# The task
Each entry needs to be reproduced exactly as it is.

════════════════

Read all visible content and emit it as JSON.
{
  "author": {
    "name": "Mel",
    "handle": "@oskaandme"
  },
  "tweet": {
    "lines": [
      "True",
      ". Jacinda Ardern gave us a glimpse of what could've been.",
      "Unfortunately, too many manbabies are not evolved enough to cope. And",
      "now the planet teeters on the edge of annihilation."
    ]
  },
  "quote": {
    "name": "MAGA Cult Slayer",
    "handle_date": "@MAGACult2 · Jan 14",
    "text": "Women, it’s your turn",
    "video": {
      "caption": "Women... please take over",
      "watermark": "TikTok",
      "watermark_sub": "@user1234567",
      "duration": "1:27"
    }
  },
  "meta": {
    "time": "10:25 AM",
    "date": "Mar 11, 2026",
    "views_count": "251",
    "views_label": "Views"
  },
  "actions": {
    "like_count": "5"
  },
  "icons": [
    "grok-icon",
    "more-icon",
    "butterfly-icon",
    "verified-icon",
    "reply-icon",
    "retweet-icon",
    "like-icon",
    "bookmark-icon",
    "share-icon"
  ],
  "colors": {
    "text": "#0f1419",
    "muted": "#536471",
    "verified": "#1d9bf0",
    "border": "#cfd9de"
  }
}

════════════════

# Reply
Read all visible content and emit it as JSON.
{
  "author": {
    "name": "Mel",
    "handle": "@oskaandme"
  },
  "tweet": {
    "lines": [
      "True",
      ". Jacinda Ardern gave us a glimpse of what could've been.",
      "Unfortunately, too many manbabies are not evolved enough to cope. And",
      "now the planet teeters on the edge of annihilation."
    ]
  },
  "quote": {
    "name": "MAGA Cult Slayer",
    "handle_date": "@MAGACult2 · Jan 14",
    "text": "Women, it’s your turn",
    "video": {
      "caption": "Women... please take over",
      "watermark": "TikTok",
      "watermark_sub": "@user1234567",
      "duration": "1:27"
    }
  },
  "meta": {
    "time": "10:25 AM",
    "date": "Mar 11, 2026",
    "views_count": "251",
    "views_label": "Views"
  },
  "actions": {
    "like_count": "5"
  },
  "icons": [
    "grok-icon",
    "more-icon",
    "butterfly-icon",
    "verified-icon",
    "reply-icon",
    "retweet-icon",
    "like-icon",
    "bookmark-icon",
    "share-icon"
  ],
  "colors": {
    "text": "#0f1419",
    "muted": "#536471",
    "verified": "#1d9bf0",
    "border": "#cfd9de"
  }
}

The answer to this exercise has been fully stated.